Two books recently have made me wonder about the insights into the development of religion and culture in the Indian subcontinent. The Final Pagan Generation: Rome’s Unexpected Path to Christianity explicitly makes an analogy to local Hindu gods and shrines to allow us to conceptualize what pre-Christian Roman religion was like. The whole city was the purview of the gods, and their presence pervaded the world. The Final Pagan Generation notes that even though the attack on grand public temples such as the Serapion at the end of the 4th century are salient and notable, even 100 years later Christian mobs were able to collect thousands of items of religious significance through Alexandria.

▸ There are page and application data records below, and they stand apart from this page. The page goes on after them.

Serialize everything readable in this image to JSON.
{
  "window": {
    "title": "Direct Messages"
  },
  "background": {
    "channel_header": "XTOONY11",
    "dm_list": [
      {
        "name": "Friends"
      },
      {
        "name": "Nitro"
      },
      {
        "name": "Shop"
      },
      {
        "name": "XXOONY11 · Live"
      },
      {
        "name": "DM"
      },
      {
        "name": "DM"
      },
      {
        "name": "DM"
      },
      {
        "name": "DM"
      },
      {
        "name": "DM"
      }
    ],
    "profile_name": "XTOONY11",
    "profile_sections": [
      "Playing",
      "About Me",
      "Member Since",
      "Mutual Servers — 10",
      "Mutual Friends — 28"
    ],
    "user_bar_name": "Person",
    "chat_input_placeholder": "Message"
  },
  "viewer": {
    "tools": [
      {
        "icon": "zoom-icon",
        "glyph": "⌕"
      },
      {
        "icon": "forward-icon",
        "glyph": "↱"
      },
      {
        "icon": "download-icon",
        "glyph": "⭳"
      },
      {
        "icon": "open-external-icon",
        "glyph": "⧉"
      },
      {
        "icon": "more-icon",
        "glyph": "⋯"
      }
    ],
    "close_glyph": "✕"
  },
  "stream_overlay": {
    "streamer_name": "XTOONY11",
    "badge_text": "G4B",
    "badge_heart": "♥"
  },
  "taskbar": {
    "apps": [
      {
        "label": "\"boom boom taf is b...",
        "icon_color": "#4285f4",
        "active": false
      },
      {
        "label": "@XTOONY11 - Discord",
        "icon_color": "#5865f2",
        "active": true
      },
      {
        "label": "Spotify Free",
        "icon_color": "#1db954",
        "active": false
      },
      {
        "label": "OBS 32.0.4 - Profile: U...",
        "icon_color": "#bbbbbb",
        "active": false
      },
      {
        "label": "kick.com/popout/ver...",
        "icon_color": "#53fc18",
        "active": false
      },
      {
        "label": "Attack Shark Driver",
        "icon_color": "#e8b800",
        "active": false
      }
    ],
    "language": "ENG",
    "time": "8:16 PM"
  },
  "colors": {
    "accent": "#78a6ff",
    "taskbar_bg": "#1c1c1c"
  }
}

Recently I have been reading The Souls of China: The Return of Religion After Mao. The author notes that though the great traditions of Buddhism, Daoism, and Confucianism, warrant public notice, the reality is that pre-modern Chinese religion was dominated by local gods, with numerous temples to the gods of a particular city, or a particular profession. Reviled as “superstition” in the early 20th century, these local gods and their shrines were torn down and destroyed first by the Nationalists, and later the Communists. 21st century China has only slowly been allow for the reemergence of this religious substrate.
One could argue that Abrahamic religions lack these organically developed local twists. But this is actually not true, as for Catholic Catholics saints and relics are a critical intermediary layer in their religious institution, and within many forms of Islam, the shrines of saints are critical. Rather, particular forms of Protestant Christianity and Salafist Islam are peculiar in their abstraction and rational decoupling from place.